### Your task
Identify, in the records below, every line where the string "spades" appears, and copy each such line.

=== Begin Enclosure ===

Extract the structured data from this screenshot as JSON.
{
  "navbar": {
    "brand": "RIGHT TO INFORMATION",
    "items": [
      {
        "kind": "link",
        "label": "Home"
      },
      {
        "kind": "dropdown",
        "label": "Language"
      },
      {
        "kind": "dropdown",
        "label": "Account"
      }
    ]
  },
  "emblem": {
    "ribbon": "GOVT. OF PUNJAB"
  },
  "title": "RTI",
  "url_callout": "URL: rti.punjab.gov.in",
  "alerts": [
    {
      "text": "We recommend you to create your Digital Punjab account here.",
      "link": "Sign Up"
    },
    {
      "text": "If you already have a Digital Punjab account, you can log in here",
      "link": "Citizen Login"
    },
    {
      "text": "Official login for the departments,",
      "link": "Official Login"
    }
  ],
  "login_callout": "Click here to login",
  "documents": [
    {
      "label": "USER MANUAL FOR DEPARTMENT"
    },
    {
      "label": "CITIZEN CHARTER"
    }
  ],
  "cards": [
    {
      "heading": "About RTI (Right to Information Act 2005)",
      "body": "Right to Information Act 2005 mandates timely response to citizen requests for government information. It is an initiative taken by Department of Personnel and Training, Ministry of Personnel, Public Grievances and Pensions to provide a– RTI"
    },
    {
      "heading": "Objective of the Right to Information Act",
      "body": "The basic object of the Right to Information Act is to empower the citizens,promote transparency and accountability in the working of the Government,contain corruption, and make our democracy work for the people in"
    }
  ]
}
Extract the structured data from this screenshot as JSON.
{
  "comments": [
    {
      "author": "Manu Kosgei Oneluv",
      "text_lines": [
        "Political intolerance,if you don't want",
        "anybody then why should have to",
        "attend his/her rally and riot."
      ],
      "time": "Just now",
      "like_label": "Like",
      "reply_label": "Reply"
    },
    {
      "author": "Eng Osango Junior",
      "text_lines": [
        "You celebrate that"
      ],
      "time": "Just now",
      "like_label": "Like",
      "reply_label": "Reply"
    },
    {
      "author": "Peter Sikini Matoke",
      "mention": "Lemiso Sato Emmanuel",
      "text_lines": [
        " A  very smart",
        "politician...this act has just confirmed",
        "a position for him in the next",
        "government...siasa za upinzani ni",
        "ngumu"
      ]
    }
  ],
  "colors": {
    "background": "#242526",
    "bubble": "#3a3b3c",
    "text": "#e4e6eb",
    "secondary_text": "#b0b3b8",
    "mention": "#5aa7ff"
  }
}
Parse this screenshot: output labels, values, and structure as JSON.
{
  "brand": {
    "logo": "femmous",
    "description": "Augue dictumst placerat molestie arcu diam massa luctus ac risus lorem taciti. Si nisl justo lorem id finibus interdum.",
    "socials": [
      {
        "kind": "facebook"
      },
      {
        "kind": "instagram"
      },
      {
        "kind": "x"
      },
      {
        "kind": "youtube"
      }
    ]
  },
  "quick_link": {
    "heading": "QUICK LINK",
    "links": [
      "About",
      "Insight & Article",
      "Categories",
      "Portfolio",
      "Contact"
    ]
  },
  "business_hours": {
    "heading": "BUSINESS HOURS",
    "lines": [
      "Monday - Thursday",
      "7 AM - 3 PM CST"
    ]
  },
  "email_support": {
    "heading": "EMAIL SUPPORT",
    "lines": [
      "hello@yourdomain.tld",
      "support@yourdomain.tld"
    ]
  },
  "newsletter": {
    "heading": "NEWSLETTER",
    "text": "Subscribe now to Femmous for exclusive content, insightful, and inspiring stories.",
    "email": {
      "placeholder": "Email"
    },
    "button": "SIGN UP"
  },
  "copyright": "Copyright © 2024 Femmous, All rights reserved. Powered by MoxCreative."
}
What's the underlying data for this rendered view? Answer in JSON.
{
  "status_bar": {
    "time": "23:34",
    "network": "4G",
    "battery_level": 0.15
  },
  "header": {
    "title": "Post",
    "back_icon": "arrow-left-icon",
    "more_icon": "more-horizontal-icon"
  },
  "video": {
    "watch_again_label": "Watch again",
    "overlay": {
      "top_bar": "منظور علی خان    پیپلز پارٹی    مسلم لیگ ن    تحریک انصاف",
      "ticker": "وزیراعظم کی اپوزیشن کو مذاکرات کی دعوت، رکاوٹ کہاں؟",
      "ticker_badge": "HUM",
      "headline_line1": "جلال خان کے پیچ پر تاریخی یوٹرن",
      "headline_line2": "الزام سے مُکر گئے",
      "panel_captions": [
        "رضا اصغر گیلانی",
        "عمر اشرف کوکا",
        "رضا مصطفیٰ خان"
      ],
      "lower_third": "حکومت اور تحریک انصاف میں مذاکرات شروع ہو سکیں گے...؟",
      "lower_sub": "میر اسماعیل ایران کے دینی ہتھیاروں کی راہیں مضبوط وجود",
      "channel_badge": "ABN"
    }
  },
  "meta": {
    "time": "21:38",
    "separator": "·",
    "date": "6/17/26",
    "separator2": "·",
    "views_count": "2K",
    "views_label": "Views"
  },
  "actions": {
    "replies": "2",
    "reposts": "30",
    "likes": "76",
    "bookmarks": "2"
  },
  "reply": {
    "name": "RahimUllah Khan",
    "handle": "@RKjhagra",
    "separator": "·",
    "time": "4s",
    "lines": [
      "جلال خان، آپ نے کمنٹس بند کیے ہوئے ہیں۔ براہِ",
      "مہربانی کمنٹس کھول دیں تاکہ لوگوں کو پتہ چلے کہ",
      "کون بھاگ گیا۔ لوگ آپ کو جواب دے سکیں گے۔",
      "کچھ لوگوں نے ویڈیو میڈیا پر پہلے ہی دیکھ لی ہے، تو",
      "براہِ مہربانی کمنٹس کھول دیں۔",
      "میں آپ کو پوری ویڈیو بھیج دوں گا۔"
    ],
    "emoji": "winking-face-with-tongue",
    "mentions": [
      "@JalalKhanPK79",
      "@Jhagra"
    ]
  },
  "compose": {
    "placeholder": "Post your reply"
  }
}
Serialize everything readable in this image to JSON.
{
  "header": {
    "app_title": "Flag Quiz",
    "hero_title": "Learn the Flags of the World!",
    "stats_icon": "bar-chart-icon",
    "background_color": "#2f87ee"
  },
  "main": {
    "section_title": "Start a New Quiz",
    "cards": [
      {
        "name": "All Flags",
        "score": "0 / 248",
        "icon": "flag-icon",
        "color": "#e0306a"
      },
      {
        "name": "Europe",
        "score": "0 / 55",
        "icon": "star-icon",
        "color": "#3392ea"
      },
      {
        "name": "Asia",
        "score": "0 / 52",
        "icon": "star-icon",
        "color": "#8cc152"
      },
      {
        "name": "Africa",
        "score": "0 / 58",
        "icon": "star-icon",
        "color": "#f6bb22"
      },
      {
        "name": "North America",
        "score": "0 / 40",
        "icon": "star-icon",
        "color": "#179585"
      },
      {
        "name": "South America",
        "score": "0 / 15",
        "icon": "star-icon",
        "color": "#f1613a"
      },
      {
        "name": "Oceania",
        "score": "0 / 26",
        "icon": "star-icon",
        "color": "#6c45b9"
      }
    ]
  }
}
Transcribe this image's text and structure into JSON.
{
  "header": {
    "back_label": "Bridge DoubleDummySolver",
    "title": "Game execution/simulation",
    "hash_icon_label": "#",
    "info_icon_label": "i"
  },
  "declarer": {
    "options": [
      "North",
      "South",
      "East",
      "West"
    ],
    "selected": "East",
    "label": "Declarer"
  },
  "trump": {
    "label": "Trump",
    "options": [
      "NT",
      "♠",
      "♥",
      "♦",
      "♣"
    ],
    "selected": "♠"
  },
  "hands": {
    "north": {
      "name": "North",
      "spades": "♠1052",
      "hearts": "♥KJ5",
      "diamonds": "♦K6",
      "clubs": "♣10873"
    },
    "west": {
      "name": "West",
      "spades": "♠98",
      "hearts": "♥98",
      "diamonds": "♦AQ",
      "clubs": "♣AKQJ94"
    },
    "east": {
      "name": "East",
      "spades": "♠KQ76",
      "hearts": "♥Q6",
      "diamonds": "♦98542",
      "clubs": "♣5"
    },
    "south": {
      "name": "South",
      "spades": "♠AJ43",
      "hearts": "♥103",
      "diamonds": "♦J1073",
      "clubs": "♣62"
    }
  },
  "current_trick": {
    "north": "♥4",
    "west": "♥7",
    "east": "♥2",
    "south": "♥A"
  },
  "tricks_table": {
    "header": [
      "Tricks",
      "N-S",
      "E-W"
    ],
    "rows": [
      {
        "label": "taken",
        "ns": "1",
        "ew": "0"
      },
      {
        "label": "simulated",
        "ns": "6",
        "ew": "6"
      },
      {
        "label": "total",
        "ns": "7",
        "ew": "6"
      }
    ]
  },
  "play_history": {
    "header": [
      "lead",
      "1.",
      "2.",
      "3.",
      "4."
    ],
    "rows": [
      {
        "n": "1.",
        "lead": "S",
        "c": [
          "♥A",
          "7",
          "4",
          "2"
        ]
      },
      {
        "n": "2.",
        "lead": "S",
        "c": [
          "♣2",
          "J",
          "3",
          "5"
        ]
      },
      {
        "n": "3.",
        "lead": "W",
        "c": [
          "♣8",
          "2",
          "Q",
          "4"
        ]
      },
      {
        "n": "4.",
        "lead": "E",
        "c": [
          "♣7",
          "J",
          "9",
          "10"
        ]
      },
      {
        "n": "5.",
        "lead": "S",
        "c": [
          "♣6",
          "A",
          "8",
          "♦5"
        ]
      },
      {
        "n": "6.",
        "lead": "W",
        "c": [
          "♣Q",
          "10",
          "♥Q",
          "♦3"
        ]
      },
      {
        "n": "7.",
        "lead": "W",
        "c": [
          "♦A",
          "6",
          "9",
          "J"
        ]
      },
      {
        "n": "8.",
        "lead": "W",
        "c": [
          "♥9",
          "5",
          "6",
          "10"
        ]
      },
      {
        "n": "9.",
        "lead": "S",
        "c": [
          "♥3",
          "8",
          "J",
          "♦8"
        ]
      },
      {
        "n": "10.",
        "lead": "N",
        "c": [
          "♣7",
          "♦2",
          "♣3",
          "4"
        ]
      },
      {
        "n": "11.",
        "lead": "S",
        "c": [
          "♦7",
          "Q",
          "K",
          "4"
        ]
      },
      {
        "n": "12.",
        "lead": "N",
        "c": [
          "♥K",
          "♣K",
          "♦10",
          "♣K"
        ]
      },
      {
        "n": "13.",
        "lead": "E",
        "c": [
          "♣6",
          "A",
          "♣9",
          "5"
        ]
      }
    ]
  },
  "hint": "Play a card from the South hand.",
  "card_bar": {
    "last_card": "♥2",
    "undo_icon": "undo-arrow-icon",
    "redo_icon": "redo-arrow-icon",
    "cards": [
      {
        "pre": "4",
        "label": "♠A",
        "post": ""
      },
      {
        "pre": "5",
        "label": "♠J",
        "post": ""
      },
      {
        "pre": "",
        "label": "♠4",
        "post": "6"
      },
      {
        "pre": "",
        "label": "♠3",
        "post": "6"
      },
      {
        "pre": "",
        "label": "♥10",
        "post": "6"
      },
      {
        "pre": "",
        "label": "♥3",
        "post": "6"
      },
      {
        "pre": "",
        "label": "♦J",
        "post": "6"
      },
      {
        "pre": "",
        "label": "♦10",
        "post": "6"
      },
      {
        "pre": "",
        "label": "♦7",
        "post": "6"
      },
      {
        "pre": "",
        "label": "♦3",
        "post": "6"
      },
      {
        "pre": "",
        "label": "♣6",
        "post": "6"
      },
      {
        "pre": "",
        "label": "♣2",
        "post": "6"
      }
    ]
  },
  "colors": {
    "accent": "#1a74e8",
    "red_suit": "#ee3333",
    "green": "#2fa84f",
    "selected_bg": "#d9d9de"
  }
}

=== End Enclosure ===

### Task output
      "spades": "♠1052",
      "spades": "♠98",
      "spades": "♠KQ76",
      "spades": "♠AJ43",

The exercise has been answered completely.